If you pick up the current issue, you’ll see it’s devoted almost entirely to jazz, “America’s Greatest Art Form.” Anyone who couldn’t give a toss about jazz will reject the magazine outright, and that’s a shame — not because I’m looking for jazz converts, but because any magazine, regardless of its chosen subject matter, is about delivering an appealing look and read. On this score, SS has yet to fail me: I’ve purchased issues with rap artists on the cover, and though I still make it a point to avoid the music, I’ve enjoyed the magazine.
Stop Smiling’s approach has a faint esotericism to it. Where other magazines make their point by assembling an argument and sealing off the exits, SS devotes its pages to personality profiles and interviews, inserts the occasional historic footnote, and closes with a few reviews. All of this is mercifully brief and pleasantly evocative. It makes for a perfect lunch-hour’s worth of reading because it pulls the reader in with its format, which makes the case for an alternate reality that is aesthetically rewarding without being off-puttingly “glamorous.” Like the old gent, it is superficial in the best sense of the word: it invites closer scrutiny.
For reasons I cannot fathom, SS has a scrupulous Internet searcher that rats me out every time I post their cover without permission, no matter how I laud their product. Nevertheless, here I go. This issue has three covers, one of which looks like this:
Their official site is here. Seek it out at your magazine stand today.

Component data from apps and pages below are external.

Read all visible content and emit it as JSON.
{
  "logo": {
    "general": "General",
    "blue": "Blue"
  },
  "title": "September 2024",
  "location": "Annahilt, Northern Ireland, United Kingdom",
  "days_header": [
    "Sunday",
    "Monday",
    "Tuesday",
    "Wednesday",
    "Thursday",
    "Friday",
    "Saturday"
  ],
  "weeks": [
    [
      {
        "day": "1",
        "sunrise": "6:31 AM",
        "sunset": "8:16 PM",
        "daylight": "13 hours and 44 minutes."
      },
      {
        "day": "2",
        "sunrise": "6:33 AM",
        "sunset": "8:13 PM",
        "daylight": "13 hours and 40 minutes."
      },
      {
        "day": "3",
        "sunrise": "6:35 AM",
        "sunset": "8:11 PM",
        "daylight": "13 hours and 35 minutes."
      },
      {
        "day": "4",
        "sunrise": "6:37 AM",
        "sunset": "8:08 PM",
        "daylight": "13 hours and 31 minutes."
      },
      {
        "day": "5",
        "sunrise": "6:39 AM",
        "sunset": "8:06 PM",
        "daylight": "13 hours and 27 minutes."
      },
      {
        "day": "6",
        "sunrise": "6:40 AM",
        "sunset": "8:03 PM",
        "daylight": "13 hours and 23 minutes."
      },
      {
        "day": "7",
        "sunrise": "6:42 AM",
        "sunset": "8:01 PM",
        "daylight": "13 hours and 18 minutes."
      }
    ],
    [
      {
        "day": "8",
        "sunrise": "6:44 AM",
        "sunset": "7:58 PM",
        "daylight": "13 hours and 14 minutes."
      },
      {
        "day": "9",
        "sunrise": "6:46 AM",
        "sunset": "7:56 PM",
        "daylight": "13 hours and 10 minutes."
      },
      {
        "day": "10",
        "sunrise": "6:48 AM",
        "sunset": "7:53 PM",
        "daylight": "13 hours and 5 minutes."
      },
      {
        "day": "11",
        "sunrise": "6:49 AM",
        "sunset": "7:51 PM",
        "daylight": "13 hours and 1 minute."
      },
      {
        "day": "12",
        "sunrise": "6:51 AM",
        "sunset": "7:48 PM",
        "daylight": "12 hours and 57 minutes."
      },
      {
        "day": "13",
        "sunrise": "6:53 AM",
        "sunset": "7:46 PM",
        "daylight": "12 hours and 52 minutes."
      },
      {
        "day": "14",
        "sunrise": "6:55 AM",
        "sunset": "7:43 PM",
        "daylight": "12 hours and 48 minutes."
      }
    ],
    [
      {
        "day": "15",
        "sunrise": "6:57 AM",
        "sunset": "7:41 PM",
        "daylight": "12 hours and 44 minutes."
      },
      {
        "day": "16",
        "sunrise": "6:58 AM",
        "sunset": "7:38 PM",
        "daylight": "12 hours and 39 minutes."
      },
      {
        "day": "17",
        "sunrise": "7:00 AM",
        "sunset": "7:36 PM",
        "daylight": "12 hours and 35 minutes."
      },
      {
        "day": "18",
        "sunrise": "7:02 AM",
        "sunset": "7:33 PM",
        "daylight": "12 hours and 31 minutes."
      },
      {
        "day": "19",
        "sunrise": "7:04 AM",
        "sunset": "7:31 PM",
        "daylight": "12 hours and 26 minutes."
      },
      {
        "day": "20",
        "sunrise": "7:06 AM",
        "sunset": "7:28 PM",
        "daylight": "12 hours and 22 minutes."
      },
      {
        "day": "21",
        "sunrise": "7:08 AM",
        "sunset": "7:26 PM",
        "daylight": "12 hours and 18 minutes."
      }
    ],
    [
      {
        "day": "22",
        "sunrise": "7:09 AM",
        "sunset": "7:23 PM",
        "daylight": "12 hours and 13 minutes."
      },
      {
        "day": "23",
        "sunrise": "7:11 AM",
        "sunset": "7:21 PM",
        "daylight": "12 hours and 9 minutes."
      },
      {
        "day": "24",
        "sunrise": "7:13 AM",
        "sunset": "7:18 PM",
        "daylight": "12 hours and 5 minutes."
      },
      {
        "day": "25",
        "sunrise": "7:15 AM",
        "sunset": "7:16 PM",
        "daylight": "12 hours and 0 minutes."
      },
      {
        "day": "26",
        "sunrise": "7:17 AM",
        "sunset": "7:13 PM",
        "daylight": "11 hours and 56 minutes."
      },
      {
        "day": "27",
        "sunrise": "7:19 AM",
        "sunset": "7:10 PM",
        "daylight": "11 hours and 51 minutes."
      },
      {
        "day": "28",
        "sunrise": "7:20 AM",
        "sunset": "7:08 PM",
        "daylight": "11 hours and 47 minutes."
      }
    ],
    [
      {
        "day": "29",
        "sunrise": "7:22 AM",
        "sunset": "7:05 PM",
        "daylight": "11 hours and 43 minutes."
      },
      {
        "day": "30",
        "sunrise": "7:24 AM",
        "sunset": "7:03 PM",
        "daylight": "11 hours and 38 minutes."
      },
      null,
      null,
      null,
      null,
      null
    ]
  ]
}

*San Francisco’s 49 Mile Scenic Drive is truly one of that unique city’s great innovations for its tourists. If you’re visiting San Francisco, pick up the Dorling Kindersley Eyewitness Guide and take The Drive — by car is fine, taxi is better, but motorcycle or scooter is the very best. Stretch limousines, however, are to be avoided. They just don’t work.